**Work instructions**
Look for the word "build" in the entries and copy every line where it shows up.

**Entries from a dataset of interfaces**
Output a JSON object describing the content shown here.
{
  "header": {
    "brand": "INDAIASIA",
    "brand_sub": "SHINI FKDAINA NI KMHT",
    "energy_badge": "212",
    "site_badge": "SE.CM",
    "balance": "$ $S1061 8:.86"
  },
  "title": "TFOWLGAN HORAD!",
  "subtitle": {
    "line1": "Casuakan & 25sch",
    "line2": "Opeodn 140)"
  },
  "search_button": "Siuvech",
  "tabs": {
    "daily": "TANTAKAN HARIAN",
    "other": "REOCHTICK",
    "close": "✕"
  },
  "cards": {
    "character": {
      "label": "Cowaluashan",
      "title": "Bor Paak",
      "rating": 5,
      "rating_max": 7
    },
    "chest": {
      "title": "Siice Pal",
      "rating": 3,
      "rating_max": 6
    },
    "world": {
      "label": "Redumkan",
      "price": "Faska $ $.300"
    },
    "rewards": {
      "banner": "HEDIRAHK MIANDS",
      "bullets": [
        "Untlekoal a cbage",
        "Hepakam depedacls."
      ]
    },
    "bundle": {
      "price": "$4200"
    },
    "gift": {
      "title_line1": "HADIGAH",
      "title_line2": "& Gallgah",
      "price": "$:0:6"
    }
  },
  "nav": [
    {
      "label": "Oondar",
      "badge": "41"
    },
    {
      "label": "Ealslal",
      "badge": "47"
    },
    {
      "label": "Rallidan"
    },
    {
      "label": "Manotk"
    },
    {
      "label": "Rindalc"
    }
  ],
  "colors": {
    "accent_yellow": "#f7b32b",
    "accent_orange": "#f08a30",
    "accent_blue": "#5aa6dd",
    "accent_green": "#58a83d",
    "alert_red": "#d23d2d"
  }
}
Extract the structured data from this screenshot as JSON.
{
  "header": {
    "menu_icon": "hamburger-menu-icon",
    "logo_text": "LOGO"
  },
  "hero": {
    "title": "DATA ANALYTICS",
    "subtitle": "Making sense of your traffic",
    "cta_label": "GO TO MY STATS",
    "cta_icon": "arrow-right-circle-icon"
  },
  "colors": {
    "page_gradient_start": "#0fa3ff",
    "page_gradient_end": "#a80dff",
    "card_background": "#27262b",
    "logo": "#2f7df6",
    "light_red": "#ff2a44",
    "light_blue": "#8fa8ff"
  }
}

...

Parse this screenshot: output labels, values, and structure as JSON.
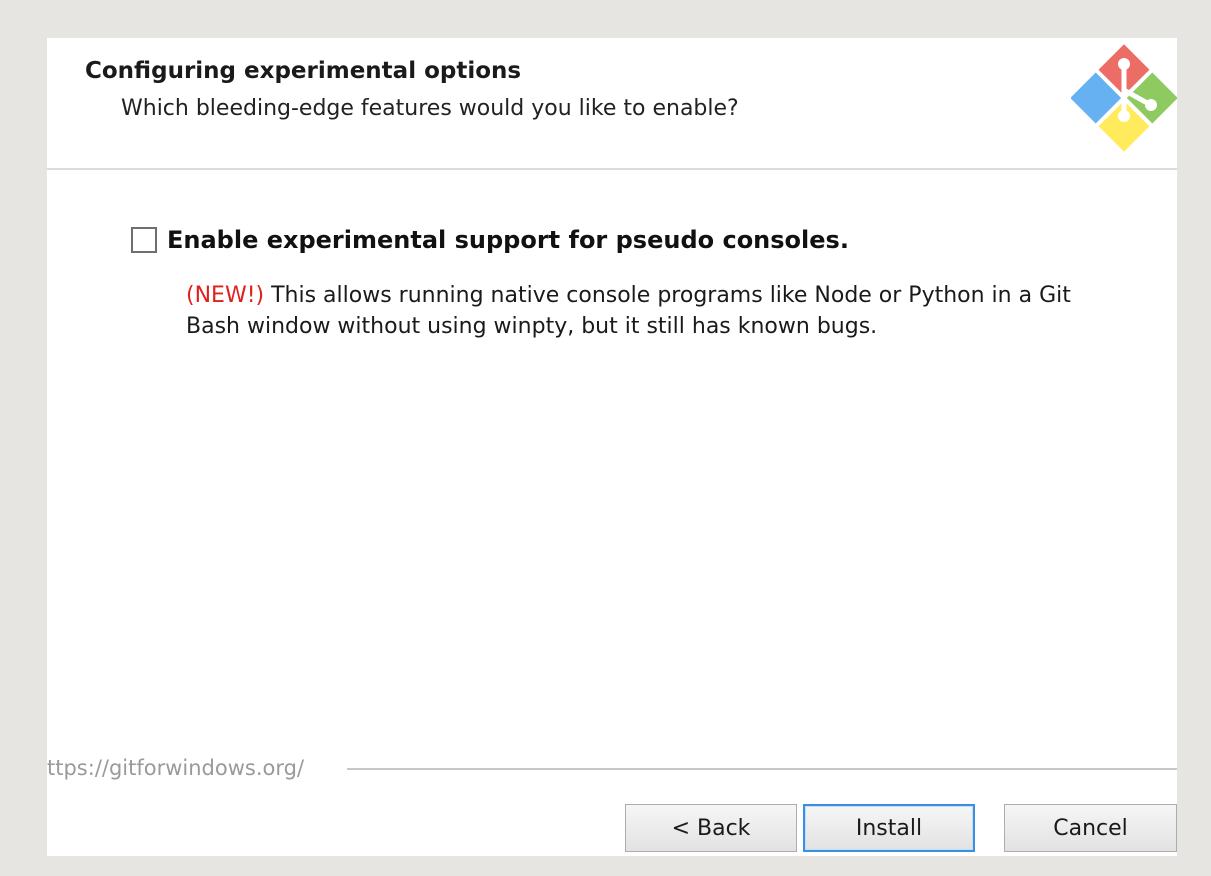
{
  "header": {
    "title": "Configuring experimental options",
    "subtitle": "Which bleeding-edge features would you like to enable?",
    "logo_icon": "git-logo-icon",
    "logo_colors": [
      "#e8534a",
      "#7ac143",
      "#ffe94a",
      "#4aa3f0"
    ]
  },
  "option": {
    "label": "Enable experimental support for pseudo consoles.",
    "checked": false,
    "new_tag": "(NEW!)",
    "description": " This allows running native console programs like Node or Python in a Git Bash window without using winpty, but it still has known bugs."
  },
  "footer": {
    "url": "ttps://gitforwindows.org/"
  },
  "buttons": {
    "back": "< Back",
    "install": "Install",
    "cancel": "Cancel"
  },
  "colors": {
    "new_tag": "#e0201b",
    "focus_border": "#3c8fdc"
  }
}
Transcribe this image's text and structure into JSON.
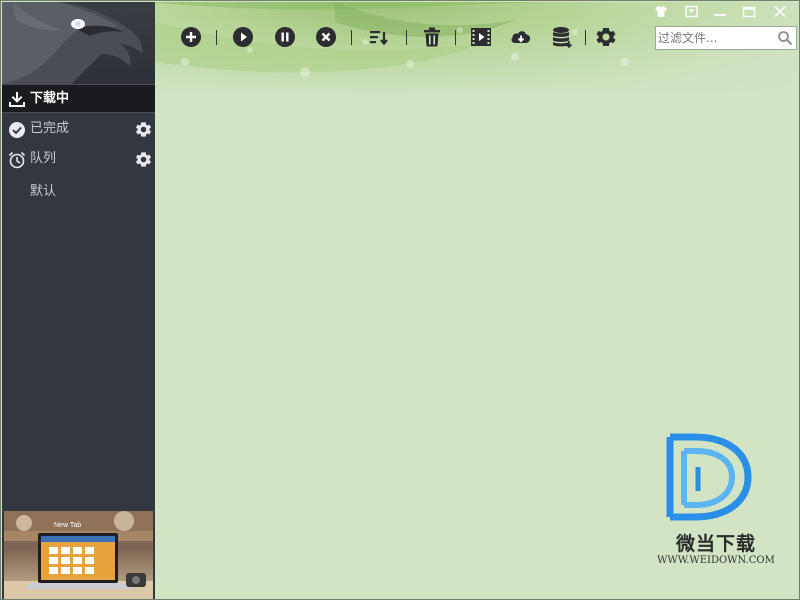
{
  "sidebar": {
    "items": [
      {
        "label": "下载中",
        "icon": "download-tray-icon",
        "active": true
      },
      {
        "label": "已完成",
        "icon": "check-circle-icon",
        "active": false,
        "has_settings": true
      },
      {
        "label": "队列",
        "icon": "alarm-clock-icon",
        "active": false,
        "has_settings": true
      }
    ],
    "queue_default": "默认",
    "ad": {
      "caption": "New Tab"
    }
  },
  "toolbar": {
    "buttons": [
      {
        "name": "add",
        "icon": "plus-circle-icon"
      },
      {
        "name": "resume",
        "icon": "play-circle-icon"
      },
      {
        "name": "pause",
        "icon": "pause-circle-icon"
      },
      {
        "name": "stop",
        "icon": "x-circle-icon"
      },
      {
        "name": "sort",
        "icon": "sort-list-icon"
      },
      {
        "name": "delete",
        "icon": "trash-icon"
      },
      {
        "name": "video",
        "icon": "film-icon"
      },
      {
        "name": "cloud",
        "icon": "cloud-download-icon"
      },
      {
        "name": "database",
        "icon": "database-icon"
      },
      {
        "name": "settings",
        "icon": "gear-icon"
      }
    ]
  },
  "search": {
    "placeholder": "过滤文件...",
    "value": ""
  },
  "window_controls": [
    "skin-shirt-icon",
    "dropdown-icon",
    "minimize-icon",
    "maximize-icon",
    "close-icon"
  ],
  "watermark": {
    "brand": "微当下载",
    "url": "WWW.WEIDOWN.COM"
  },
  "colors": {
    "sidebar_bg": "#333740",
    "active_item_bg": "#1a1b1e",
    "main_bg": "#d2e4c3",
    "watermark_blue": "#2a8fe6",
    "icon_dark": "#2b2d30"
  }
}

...

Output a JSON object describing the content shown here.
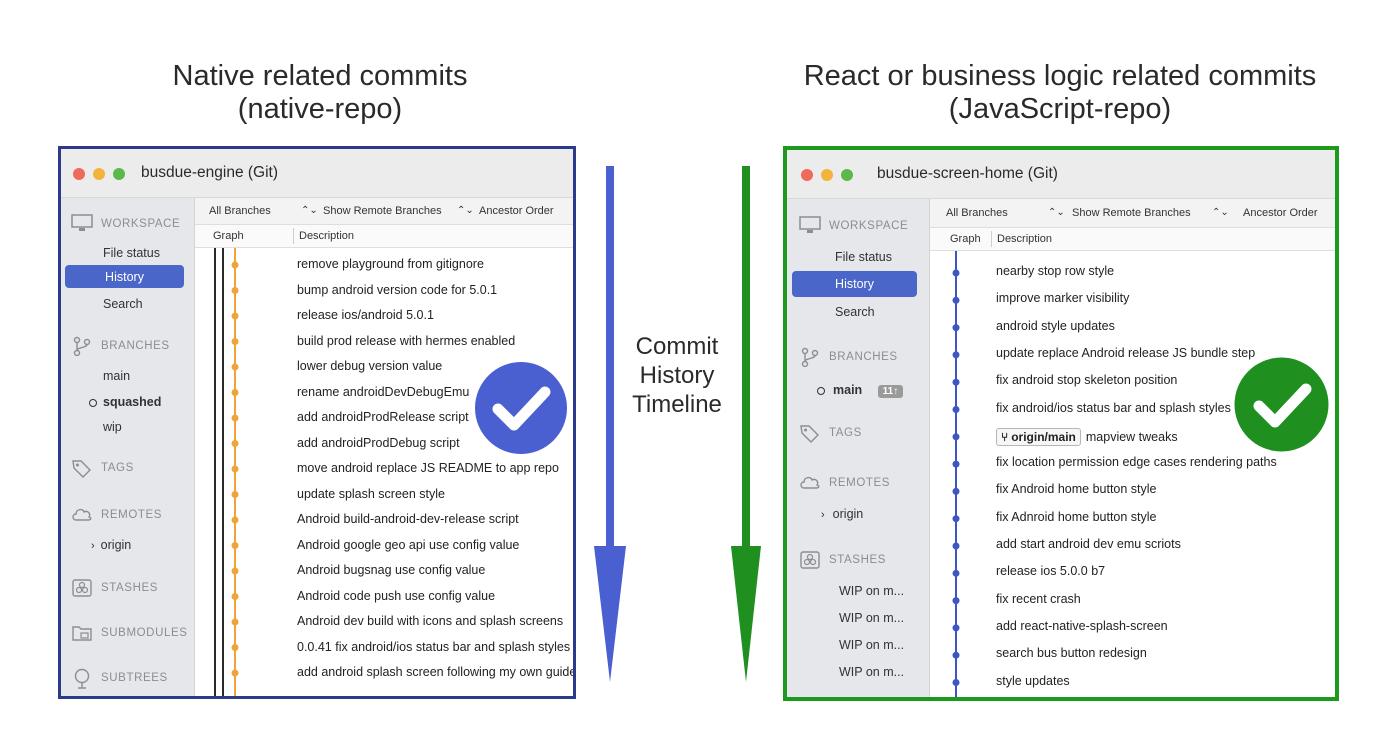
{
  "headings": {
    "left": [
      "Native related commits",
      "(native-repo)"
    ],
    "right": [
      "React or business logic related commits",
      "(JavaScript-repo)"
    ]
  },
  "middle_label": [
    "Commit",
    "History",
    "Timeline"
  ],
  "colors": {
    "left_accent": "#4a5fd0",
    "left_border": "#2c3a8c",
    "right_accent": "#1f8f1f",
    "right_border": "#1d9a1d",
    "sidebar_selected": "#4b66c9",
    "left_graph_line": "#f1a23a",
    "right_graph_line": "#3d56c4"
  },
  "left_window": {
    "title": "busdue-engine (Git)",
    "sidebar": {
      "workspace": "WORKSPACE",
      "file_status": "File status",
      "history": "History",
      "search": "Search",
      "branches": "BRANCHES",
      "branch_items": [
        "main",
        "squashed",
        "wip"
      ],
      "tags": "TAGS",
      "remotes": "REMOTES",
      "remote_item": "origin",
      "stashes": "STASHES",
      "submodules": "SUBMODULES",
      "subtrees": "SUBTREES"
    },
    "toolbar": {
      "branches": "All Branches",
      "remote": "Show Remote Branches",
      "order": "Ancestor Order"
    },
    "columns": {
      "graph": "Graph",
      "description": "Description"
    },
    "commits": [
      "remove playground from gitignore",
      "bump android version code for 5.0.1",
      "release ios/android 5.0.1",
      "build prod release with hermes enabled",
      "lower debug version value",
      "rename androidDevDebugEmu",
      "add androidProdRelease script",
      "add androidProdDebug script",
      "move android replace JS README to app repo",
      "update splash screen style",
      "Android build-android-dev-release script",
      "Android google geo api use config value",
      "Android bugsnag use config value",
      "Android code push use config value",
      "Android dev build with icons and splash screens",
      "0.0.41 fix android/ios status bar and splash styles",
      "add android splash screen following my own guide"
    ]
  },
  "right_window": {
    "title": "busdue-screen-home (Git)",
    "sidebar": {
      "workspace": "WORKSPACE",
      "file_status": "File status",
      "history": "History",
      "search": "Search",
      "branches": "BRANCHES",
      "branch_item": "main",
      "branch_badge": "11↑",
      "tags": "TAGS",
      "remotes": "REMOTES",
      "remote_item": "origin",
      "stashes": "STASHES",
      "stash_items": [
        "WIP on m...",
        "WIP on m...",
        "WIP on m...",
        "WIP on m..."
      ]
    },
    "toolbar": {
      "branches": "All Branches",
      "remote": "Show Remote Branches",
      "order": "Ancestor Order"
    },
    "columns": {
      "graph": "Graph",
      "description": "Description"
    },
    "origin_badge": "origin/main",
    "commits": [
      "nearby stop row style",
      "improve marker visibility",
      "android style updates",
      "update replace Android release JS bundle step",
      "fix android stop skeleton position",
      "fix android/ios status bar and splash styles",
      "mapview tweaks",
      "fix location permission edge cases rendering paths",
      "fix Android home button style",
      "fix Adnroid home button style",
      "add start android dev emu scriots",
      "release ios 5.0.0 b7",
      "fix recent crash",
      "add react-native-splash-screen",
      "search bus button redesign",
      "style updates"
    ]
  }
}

**Answer below**
      "build prod release with hermes enabled",
      "Android build-android-dev-release script",
      "Android dev build with icons and splash screens",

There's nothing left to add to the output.